» **Exercise aim**: Would you please copy out each entry exactly?

» **Data records for software interfaces**:
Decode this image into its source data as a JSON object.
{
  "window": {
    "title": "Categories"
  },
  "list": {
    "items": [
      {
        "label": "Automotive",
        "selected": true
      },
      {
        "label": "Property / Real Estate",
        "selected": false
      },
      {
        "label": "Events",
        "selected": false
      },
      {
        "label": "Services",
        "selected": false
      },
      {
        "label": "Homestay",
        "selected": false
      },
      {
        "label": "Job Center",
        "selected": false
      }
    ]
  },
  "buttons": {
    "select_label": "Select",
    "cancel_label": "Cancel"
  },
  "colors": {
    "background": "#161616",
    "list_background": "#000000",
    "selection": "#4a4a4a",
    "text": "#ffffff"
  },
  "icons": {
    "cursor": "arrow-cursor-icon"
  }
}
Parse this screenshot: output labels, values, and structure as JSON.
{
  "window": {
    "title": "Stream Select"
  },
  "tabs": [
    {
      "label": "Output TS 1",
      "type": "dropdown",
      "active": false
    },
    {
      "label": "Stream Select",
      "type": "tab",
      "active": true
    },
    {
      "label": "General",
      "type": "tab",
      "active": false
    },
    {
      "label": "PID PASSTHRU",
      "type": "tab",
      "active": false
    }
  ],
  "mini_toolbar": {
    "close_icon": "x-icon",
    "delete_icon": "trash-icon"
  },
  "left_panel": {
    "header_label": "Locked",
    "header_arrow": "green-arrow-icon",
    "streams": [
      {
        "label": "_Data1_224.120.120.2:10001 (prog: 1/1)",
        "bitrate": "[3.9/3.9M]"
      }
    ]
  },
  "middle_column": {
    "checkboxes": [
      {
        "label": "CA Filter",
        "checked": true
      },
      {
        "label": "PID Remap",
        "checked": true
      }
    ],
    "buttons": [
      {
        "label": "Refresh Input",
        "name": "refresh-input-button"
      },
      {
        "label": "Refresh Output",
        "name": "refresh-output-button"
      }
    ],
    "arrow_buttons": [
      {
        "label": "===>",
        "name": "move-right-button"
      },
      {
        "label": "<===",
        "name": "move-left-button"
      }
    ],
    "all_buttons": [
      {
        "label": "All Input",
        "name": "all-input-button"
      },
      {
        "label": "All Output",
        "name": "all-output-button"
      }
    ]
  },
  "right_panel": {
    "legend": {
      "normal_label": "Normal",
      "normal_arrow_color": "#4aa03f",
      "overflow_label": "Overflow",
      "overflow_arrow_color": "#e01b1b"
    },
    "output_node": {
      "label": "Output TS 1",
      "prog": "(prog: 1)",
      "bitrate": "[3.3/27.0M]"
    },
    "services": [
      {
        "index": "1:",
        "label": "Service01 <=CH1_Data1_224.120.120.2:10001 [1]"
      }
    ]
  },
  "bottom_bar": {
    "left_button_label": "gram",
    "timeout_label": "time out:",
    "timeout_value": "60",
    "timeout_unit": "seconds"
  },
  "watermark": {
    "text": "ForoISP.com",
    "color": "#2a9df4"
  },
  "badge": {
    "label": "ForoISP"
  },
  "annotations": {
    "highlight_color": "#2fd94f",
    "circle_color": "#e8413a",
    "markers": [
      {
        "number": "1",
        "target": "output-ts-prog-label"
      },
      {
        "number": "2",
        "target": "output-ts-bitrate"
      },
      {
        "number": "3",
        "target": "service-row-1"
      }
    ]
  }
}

» **Solution below**:
Decode this image into its source data as a JSON object.
{
  "window": {
    "title": "Categories"
  },
  "list": {
    "items": [
      {
        "label": "Automotive",
        "selected": true
      },
      {
        "label": "Property / Real Estate",
        "selected": false
      },
      {
        "label": "Events",
        "selected": false
      },
      {
        "label": "Services",
        "selected": false
      },
      {
        "label": "Homestay",
        "selected": false
      },
      {
        "label": "Job Center",
        "selected": false
      }
    ]
  },
  "buttons": {
    "select_label": "Select",
    "cancel_label": "Cancel"
  },
  "colors": {
    "background": "#161616",
    "list_background": "#000000",
    "selection": "#4a4a4a",
    "text": "#ffffff"
  },
  "icons": {
    "cursor": "arrow-cursor-icon"
  }
}
Parse this screenshot: output labels, values, and structure as JSON.
{
  "window": {
    "title": "Stream Select"
  },
  "tabs": [
    {
      "label": "Output TS 1",
      "type": "dropdown",
      "active": false
    },
    {
      "label": "Stream Select",
      "type": "tab",
      "active": true
    },
    {
      "label": "General",
      "type": "tab",
      "active": false
    },
    {
      "label": "PID PASSTHRU",
      "type": "tab",
      "active": false
    }
  ],
  "mini_toolbar": {
    "close_icon": "x-icon",
    "delete_icon": "trash-icon"
  },
  "left_panel": {
    "header_label": "Locked",
    "header_arrow": "green-arrow-icon",
    "streams": [
      {
        "label": "_Data1_224.120.120.2:10001 (prog: 1/1)",
        "bitrate": "[3.9/3.9M]"
      }
    ]
  },
  "middle_column": {
    "checkboxes": [
      {
        "label": "CA Filter",
        "checked": true
      },
      {
        "label": "PID Remap",
        "checked": true
      }
    ],
    "buttons": [
      {
        "label": "Refresh Input",
        "name": "refresh-input-button"
      },
      {
        "label": "Refresh Output",
        "name": "refresh-output-button"
      }
    ],
    "arrow_buttons": [
      {
        "label": "===>",
        "name": "move-right-button"
      },
      {
        "label": "<===",
        "name": "move-left-button"
      }
    ],
    "all_buttons": [
      {
        "label": "All Input",
        "name": "all-input-button"
      },
      {
        "label": "All Output",
        "name": "all-output-button"
      }
    ]
  },
  "right_panel": {
    "legend": {
      "normal_label": "Normal",
      "normal_arrow_color": "#4aa03f",
      "overflow_label": "Overflow",
      "overflow_arrow_color": "#e01b1b"
    },
    "output_node": {
      "label": "Output TS 1",
      "prog": "(prog: 1)",
      "bitrate": "[3.3/27.0M]"
    },
    "services": [
      {
        "index": "1:",
        "label": "Service01 <=CH1_Data1_224.120.120.2:10001 [1]"
      }
    ]
  },
  "bottom_bar": {
    "left_button_label": "gram",
    "timeout_label": "time out:",
    "timeout_value": "60",
    "timeout_unit": "seconds"
  },
  "watermark": {
    "text": "ForoISP.com",
    "color": "#2a9df4"
  },
  "badge": {
    "label": "ForoISP"
  },
  "annotations": {
    "highlight_color": "#2fd94f",
    "circle_color": "#e8413a",
    "markers": [
      {
        "number": "1",
        "target": "output-ts-prog-label"
      },
      {
        "number": "2",
        "target": "output-ts-bitrate"
      },
      {
        "number": "3",
        "target": "service-row-1"
      }
    ]
  }
}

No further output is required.